[EXERCISE] Your response should match the records line for line.

[ENTRIES SHOWN]
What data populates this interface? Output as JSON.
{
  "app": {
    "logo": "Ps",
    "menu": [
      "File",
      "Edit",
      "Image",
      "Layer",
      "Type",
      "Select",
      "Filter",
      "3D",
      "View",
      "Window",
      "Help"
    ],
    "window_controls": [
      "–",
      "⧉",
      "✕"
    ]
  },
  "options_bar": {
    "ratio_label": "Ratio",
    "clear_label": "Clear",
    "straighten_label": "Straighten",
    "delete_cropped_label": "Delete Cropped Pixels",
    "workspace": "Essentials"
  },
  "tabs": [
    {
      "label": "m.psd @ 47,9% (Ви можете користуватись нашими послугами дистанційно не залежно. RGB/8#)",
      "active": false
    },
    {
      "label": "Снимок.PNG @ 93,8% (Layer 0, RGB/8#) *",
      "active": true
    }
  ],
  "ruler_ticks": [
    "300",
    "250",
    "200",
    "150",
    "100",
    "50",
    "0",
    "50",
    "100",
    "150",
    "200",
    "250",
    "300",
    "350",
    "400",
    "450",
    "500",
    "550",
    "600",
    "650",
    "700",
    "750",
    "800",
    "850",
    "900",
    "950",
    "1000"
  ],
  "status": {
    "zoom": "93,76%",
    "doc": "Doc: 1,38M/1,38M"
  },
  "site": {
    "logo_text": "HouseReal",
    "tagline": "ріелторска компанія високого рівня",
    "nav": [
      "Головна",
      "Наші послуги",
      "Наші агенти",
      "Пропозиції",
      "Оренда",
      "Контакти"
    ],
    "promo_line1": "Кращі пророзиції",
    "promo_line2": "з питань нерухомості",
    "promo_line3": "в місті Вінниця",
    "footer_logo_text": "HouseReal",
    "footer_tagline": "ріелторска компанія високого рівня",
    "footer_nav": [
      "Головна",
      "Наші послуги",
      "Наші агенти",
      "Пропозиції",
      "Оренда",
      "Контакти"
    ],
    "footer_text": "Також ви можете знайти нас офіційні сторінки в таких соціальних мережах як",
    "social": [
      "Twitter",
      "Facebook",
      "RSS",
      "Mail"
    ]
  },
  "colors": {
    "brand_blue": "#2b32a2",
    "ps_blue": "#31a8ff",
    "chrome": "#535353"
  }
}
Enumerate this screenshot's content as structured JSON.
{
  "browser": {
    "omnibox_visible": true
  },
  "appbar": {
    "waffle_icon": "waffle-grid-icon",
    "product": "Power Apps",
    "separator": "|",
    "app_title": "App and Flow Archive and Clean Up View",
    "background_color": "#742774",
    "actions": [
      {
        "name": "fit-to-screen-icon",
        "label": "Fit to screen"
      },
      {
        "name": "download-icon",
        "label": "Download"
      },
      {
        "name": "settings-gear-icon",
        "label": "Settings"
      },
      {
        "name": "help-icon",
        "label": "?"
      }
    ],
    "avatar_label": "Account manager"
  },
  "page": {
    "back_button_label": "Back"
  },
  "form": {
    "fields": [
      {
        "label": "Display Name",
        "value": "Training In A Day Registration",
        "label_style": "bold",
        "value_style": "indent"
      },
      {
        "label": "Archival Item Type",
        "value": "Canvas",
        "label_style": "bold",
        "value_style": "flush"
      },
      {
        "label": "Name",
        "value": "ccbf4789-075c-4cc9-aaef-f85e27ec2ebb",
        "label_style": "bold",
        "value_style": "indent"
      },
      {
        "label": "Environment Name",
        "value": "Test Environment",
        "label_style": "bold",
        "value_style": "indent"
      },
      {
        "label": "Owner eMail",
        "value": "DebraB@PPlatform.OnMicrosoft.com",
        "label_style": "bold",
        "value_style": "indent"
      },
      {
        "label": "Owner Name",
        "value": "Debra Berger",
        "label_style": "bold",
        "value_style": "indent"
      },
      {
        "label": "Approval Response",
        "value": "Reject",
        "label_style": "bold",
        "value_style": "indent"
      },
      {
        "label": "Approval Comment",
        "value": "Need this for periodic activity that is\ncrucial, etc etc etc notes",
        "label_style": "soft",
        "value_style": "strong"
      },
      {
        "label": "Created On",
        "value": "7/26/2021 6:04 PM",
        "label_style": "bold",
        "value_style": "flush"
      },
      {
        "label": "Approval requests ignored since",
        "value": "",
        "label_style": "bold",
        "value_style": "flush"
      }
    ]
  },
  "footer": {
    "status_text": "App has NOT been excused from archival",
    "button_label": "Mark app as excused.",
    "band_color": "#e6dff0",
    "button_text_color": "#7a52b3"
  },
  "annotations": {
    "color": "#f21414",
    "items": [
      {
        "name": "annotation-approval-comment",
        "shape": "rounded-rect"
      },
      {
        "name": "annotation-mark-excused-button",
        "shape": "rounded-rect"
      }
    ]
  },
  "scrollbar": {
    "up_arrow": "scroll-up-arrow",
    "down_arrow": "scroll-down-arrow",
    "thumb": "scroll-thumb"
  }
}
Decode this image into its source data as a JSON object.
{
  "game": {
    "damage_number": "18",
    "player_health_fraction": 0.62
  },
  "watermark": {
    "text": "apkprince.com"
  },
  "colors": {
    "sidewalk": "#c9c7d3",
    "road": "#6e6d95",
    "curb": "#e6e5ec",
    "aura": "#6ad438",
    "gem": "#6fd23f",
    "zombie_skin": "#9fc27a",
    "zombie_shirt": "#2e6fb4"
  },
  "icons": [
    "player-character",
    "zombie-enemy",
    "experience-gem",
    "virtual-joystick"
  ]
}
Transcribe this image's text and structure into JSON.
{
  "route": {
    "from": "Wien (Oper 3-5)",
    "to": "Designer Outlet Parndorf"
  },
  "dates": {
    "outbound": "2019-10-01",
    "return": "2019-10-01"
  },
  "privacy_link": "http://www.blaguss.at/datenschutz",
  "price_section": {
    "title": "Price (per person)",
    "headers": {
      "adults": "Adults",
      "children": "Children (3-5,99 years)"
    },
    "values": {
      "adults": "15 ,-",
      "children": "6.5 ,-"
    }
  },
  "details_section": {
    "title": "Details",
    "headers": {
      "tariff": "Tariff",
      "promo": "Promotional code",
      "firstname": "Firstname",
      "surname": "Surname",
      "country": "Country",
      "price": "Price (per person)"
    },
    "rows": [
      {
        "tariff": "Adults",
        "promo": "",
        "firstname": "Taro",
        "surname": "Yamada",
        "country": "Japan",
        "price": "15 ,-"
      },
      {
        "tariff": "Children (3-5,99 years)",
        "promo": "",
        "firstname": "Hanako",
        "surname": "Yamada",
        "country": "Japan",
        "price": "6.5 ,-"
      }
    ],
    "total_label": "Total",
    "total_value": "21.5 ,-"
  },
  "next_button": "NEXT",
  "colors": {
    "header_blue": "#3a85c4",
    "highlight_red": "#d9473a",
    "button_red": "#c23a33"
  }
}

[TASK RESULT]
What data populates this interface? Output as JSON.
{
  "app": {
    "logo": "Ps",
    "menu": [
      "File",
      "Edit",
      "Image",
      "Layer",
      "Type",
      "Select",
      "Filter",
      "3D",
      "View",
      "Window",
      "Help"
    ],
    "window_controls": [
      "–",
      "⧉",
      "✕"
    ]
  },
  "options_bar": {
    "ratio_label": "Ratio",
    "clear_label": "Clear",
    "straighten_label": "Straighten",
    "delete_cropped_label": "Delete Cropped Pixels",
    "workspace": "Essentials"
  },
  "tabs": [
    {
      "label": "m.psd @ 47,9% (Ви можете користуватись нашими послугами дистанційно не залежно. RGB/8#)",
      "active": false
    },
    {
      "label": "Снимок.PNG @ 93,8% (Layer 0, RGB/8#) *",
      "active": true
    }
  ],
  "ruler_ticks": [
    "300",
    "250",
    "200",
    "150",
    "100",
    "50",
    "0",
    "50",
    "100",
    "150",
    "200",
    "250",
    "300",
    "350",
    "400",
    "450",
    "500",
    "550",
    "600",
    "650",
    "700",
    "750",
    "800",
    "850",
    "900",
    "950",
    "1000"
  ],
  "status": {
    "zoom": "93,76%",
    "doc": "Doc: 1,38M/1,38M"
  },
  "site": {
    "logo_text": "HouseReal",
    "tagline": "ріелторска компанія високого рівня",
    "nav": [
      "Головна",
      "Наші послуги",
      "Наші агенти",
      "Пропозиції",
      "Оренда",
      "Контакти"
    ],
    "promo_line1": "Кращі пророзиції",
    "promo_line2": "з питань нерухомості",
    "promo_line3": "в місті Вінниця",
    "footer_logo_text": "HouseReal",
    "footer_tagline": "ріелторска компанія високого рівня",
    "footer_nav": [
      "Головна",
      "Наші послуги",
      "Наші агенти",
      "Пропозиції",
      "Оренда",
      "Контакти"
    ],
    "footer_text": "Також ви можете знайти нас офіційні сторінки в таких соціальних мережах як",
    "social": [
      "Twitter",
      "Facebook",
      "RSS",
      "Mail"
    ]
  },
  "colors": {
    "brand_blue": "#2b32a2",
    "ps_blue": "#31a8ff",
    "chrome": "#535353"
  }
}
Enumerate this screenshot's content as structured JSON.
{
  "browser": {
    "omnibox_visible": true
  },
  "appbar": {
    "waffle_icon": "waffle-grid-icon",
    "product": "Power Apps",
    "separator": "|",
    "app_title": "App and Flow Archive and Clean Up View",
    "background_color": "#742774",
    "actions": [
      {
        "name": "fit-to-screen-icon",
        "label": "Fit to screen"
      },
      {
        "name": "download-icon",
        "label": "Download"
      },
      {
        "name": "settings-gear-icon",
        "label": "Settings"
      },
      {
        "name": "help-icon",
        "label": "?"
      }
    ],
    "avatar_label": "Account manager"
  },
  "page": {
    "back_button_label": "Back"
  },
  "form": {
    "fields": [
      {
        "label": "Display Name",
        "value": "Training In A Day Registration",
        "label_style": "bold",
        "value_style": "indent"
      },
      {
        "label": "Archival Item Type",
        "value": "Canvas",
        "label_style": "bold",
        "value_style": "flush"
      },
      {
        "label": "Name",
        "value": "ccbf4789-075c-4cc9-aaef-f85e27ec2ebb",
        "label_style": "bold",
        "value_style": "indent"
      },
      {
        "label": "Environment Name",
        "value": "Test Environment",
        "label_style": "bold",
        "value_style": "indent"
      },
      {
        "label": "Owner eMail",
        "value": "DebraB@PPlatform.OnMicrosoft.com",
        "label_style": "bold",
        "value_style": "indent"
      },
      {
        "label": "Owner Name",
        "value": "Debra Berger",
        "label_style": "bold",
        "value_style": "indent"
      },
      {
        "label": "Approval Response",
        "value": "Reject",
        "label_style": "bold",
        "value_style": "indent"
      },
      {
        "label": "Approval Comment",
        "value": "Need this for periodic activity that is\ncrucial, etc etc etc notes",
        "label_style": "soft",
        "value_style": "strong"
      },
      {
        "label": "Created On",
        "value": "7/26/2021 6:04 PM",
        "label_style": "bold",
        "value_style": "flush"
      },
      {
        "label": "Approval requests ignored since",
        "value": "",
        "label_style": "bold",
        "value_style": "flush"
      }
    ]
  },
  "footer": {
    "status_text": "App has NOT been excused from archival",
    "button_label": "Mark app as excused.",
    "band_color": "#e6dff0",
    "button_text_color": "#7a52b3"
  },
  "annotations": {
    "color": "#f21414",
    "items": [
      {
        "name": "annotation-approval-comment",
        "shape": "rounded-rect"
      },
      {
        "name": "annotation-mark-excused-button",
        "shape": "rounded-rect"
      }
    ]
  },
  "scrollbar": {
    "up_arrow": "scroll-up-arrow",
    "down_arrow": "scroll-down-arrow",
    "thumb": "scroll-thumb"
  }
}
Decode this image into its source data as a JSON object.
{
  "game": {
    "damage_number": "18",
    "player_health_fraction": 0.62
  },
  "watermark": {
    "text": "apkprince.com"
  },
  "colors": {
    "sidewalk": "#c9c7d3",
    "road": "#6e6d95",
    "curb": "#e6e5ec",
    "aura": "#6ad438",
    "gem": "#6fd23f",
    "zombie_skin": "#9fc27a",
    "zombie_shirt": "#2e6fb4"
  },
  "icons": [
    "player-character",
    "zombie-enemy",
    "experience-gem",
    "virtual-joystick"
  ]
}
Transcribe this image's text and structure into JSON.
{
  "route": {
    "from": "Wien (Oper 3-5)",
    "to": "Designer Outlet Parndorf"
  },
  "dates": {
    "outbound": "2019-10-01",
    "return": "2019-10-01"
  },
  "privacy_link": "http://www.blaguss.at/datenschutz",
  "price_section": {
    "title": "Price (per person)",
    "headers": {
      "adults": "Adults",
      "children": "Children (3-5,99 years)"
    },
    "values": {
      "adults": "15 ,-",
      "children": "6.5 ,-"
    }
  },
  "details_section": {
    "title": "Details",
    "headers": {
      "tariff": "Tariff",
      "promo": "Promotional code",
      "firstname": "Firstname",
      "surname": "Surname",
      "country": "Country",
      "price": "Price (per person)"
    },
    "rows": [
      {
        "tariff": "Adults",
        "promo": "",
        "firstname": "Taro",
        "surname": "Yamada",
        "country": "Japan",
        "price": "15 ,-"
      },
      {
        "tariff": "Children (3-5,99 years)",
        "promo": "",
        "firstname": "Hanako",
        "surname": "Yamada",
        "country": "Japan",
        "price": "6.5 ,-"
      }
    ],
    "total_label": "Total",
    "total_value": "21.5 ,-"
  },
  "next_button": "NEXT",
  "colors": {
    "header_blue": "#3a85c4",
    "highlight_red": "#d9473a",
    "button_red": "#c23a33"
  }
}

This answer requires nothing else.